A new wave of 'telemedicine' could include remote addiction treatment.
Telemedicine has grown rapidly in recent years, and now a bill could ensure health care providers the ability to provide 'tele' counseling for substance abuse disorders.
To be more specific, the practice of 'telemedicine' is the use of virtual tools, such as video chatting to connect patients with various health professionals, and according to the American Telemedicine Association the practice is growing in popularity. From 2013 to 2015 the practice has seen a 50 percent increase and about 15 million Americans have used telemedicine to connect with their health care providers.
In fact, some health insurance providers already offer telemedicine services for the treatment of substance abuse. Yet the bill purposed by Delegate Joseline Peña-Melnyk, and D-Anne Arundel would ensure that health insurance companies could provide services via electronic communication.
“This is something that there is a significant amount of interest in because of the lack of behavioral health counseling and other behavioral health services in many areas of the state,” said Yngvild Olsen, the director of a Baltimore outpatient substance use disorder treatment program.
However, when it comes those who rely on Medicaid, regulations have stymied reimbursement of telemedicine services. More clearly defined regulation could help improve the reach of the method.
According to the Department of Health and Mental Hygiene, opioid related deaths have doubled in the state of Maryland – rising from 529 in 2011 to a staggering 1,089 in 2015.
As mentioned previously, the technology is expanding and recent studies are showing promise. Physicians at West Virginia University remotely met with 46 patients, performing 30 minute group sessions to prescribe certain medications including buprenorphine.

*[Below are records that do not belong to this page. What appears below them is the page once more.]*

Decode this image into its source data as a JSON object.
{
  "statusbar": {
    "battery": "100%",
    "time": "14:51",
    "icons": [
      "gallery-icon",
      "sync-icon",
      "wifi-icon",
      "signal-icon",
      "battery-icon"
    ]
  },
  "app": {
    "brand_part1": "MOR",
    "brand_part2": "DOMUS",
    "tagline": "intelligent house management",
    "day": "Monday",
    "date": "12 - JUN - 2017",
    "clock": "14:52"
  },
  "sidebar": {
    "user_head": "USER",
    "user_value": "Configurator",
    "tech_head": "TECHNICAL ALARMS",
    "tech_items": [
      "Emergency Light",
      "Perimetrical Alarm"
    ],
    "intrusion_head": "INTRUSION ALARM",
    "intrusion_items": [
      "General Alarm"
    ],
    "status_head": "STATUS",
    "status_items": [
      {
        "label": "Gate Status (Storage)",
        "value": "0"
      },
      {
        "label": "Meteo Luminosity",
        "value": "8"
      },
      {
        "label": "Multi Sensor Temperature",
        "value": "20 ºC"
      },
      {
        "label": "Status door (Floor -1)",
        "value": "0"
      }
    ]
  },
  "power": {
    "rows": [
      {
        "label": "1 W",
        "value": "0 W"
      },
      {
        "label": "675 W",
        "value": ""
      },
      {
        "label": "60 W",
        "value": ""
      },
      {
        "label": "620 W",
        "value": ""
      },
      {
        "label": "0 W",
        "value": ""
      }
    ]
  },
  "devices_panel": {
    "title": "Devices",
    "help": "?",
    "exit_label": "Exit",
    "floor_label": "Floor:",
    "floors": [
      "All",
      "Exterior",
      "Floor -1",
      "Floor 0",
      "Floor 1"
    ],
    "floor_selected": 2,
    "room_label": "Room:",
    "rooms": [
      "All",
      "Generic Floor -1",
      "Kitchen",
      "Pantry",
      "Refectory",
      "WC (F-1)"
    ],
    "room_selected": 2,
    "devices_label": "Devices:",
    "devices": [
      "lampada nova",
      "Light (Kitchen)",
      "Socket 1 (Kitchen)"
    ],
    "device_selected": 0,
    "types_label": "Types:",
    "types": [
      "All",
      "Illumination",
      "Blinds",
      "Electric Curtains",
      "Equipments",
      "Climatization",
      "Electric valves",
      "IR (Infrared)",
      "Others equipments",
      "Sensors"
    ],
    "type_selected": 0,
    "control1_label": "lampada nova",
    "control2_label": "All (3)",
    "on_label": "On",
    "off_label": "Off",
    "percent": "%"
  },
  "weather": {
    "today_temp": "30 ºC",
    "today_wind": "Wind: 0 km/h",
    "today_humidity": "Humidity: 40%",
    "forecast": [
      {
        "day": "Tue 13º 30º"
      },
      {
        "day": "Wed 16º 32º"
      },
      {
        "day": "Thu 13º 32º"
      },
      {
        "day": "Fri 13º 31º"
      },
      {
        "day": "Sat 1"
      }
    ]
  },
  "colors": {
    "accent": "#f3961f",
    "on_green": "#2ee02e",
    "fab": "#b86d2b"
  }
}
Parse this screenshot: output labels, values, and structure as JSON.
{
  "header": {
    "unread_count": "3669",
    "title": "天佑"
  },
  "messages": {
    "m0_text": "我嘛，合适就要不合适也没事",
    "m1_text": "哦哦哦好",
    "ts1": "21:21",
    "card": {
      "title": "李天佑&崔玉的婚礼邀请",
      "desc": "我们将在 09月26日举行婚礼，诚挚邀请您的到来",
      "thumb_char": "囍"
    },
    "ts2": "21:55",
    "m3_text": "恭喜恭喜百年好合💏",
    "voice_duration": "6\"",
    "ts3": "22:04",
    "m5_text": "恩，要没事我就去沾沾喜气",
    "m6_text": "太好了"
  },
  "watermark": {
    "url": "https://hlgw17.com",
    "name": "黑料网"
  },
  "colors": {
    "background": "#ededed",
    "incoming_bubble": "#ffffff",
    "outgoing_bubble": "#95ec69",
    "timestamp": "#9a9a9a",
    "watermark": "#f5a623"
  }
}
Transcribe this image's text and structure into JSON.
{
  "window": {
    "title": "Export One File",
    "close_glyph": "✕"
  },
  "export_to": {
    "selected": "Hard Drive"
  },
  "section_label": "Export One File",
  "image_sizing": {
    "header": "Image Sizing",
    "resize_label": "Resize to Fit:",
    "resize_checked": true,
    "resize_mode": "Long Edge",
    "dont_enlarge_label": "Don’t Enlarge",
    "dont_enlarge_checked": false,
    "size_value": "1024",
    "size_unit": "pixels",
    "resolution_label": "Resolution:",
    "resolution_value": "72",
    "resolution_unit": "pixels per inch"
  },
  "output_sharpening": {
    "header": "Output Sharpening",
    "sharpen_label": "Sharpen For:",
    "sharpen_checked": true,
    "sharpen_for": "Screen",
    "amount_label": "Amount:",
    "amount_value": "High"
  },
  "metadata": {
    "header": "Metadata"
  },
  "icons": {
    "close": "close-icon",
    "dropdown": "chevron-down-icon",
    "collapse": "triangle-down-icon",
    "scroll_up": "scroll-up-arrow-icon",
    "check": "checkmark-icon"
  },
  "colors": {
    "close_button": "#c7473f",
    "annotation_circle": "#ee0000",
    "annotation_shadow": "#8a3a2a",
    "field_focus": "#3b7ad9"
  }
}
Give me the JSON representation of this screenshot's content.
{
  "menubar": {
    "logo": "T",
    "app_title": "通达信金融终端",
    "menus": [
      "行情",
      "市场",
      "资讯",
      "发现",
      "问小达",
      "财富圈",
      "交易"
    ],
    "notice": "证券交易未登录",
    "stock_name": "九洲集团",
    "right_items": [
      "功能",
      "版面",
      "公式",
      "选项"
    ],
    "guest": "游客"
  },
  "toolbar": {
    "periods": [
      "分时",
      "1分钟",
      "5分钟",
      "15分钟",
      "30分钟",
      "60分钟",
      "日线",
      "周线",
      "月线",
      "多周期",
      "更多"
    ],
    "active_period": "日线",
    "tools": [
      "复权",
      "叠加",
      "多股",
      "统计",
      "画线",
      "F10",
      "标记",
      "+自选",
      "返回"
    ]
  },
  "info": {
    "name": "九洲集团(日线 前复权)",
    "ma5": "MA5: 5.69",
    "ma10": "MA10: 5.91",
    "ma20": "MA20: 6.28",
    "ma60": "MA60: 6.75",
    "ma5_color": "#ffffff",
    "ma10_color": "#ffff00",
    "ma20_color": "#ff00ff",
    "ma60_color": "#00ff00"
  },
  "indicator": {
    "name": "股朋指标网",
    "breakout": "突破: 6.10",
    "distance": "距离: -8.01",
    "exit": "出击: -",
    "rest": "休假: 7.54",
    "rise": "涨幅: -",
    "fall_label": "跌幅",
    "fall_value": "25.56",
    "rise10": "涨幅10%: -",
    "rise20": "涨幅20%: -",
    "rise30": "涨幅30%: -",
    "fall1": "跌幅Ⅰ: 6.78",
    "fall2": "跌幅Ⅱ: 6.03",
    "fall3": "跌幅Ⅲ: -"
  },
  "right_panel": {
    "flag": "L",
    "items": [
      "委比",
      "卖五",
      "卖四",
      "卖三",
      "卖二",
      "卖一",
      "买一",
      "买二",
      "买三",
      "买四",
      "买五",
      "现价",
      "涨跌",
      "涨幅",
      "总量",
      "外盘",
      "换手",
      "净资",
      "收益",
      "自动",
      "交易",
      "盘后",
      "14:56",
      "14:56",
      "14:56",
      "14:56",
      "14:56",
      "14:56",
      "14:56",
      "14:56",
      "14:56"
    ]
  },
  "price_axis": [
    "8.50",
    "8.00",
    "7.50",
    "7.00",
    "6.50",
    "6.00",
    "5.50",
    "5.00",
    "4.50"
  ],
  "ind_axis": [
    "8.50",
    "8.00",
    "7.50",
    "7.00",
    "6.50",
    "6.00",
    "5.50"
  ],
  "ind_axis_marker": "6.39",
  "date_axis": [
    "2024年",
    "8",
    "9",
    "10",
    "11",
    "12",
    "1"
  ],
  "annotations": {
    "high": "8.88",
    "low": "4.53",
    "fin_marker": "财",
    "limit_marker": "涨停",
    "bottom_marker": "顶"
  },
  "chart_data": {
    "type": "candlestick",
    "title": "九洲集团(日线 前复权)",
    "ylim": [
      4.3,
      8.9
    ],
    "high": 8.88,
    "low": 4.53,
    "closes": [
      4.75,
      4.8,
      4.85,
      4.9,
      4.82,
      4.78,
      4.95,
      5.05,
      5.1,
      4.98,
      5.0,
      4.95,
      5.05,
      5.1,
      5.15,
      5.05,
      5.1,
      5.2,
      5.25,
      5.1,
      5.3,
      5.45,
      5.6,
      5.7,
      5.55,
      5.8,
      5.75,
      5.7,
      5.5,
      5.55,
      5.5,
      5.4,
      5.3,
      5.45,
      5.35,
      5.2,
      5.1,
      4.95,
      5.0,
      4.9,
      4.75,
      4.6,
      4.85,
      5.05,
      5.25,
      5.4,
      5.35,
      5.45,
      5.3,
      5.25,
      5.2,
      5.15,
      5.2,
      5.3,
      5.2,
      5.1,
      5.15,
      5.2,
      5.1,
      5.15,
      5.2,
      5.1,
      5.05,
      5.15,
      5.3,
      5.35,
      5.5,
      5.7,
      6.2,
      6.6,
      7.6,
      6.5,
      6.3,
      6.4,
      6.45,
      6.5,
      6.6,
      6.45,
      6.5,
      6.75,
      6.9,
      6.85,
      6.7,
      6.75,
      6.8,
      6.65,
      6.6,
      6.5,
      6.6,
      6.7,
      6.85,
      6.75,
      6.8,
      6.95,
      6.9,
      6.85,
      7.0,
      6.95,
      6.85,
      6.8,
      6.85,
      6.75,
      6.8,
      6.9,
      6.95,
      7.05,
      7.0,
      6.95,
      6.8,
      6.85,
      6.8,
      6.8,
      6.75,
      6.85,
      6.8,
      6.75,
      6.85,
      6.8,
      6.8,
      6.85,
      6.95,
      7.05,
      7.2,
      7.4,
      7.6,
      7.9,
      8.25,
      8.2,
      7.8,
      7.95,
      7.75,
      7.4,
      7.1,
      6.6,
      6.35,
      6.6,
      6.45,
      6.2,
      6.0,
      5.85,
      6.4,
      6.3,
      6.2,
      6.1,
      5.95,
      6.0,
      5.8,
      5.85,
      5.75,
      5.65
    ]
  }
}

The sessions were then followed up with an hour long in-person therapy sessions.
Of the telemedicine group, 49 percent achieved a 90 day sobriety streak where as the in-person group only had 37 percent.
The ability to reach those who would otherwise need to make a few hour drive coupled with the ability to prescribe buprenorphine more efficiently, the technology could finally curb the rise of opioid abuse in a state that desperately needs it.